Instructions to follow |
Return, from the listing below, each line where the word "What" appears.

Information provided |

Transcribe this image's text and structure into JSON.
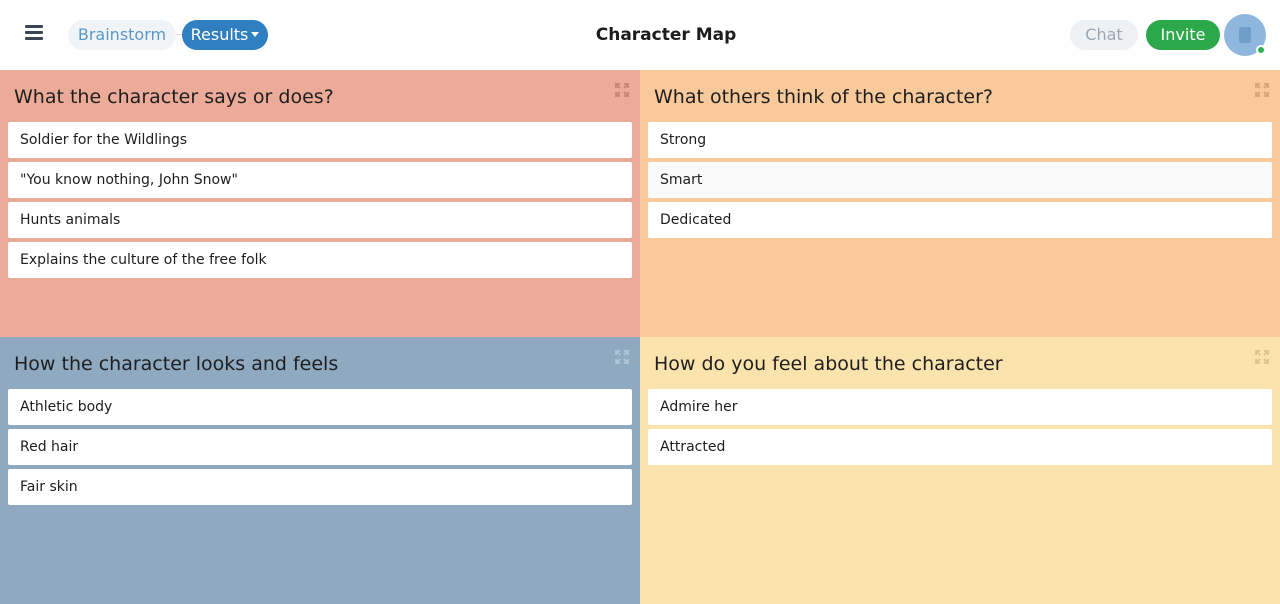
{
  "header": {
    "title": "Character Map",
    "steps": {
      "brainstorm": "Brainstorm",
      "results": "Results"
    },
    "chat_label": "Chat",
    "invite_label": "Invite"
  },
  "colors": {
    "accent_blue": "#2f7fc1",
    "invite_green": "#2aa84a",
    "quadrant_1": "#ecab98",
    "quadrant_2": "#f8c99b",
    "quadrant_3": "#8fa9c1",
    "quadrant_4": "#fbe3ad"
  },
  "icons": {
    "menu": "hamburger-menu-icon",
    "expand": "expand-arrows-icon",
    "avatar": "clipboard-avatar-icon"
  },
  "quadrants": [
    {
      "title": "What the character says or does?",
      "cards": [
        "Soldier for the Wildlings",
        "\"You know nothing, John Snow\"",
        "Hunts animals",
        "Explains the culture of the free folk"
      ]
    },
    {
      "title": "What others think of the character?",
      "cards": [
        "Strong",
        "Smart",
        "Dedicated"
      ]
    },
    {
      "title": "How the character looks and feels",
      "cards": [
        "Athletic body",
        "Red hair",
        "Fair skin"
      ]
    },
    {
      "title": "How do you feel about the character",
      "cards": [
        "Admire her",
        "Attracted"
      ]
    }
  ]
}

Response for this exercise |
      "title": "What the character says or does?",
      "title": "What others think of the character?",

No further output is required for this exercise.